- **Given data**:
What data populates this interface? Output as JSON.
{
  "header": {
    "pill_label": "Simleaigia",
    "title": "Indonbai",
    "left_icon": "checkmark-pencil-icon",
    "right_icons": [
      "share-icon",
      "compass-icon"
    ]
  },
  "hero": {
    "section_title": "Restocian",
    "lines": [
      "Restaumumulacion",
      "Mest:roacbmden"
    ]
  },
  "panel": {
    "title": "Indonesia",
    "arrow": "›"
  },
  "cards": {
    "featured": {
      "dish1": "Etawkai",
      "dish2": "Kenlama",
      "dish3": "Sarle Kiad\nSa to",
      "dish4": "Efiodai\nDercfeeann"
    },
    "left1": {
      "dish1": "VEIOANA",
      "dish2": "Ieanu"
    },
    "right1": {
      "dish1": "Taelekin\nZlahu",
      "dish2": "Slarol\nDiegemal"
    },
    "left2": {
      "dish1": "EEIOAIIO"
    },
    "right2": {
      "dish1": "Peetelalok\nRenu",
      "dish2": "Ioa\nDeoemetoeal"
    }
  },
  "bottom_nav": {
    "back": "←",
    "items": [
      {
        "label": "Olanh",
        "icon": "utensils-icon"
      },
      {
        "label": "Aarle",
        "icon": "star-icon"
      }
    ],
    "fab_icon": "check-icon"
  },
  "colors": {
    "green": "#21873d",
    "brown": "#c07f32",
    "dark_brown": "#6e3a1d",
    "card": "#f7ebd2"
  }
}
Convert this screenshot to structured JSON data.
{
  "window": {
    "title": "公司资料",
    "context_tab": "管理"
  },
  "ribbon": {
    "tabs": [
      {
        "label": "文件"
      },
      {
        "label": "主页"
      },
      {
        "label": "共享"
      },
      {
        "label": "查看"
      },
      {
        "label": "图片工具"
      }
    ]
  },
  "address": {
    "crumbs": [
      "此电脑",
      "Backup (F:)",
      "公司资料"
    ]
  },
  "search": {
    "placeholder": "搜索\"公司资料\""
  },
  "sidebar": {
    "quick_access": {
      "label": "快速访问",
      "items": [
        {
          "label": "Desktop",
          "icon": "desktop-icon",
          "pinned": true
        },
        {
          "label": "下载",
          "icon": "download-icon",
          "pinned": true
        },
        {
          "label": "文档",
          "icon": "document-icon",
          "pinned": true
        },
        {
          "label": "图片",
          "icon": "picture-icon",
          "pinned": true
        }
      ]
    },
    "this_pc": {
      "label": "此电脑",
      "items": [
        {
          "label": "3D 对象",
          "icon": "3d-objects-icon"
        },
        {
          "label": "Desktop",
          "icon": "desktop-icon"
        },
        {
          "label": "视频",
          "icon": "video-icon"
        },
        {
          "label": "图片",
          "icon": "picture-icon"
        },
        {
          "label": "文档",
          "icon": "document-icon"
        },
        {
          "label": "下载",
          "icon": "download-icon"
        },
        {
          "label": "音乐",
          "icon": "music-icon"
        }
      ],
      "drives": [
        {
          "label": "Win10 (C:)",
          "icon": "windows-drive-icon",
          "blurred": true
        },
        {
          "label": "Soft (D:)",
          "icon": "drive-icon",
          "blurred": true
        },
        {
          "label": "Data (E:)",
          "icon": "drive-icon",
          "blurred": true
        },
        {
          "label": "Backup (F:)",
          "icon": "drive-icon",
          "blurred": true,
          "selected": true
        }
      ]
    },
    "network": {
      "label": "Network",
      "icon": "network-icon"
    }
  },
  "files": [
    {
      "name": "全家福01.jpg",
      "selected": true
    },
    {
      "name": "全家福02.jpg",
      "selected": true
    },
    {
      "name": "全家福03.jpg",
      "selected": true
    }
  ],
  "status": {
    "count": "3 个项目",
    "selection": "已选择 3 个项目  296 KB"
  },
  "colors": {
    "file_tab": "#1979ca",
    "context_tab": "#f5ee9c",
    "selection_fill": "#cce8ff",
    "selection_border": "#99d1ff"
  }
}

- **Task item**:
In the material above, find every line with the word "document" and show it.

- **Solution**:
          "icon": "document-icon",
          "icon": "document-icon"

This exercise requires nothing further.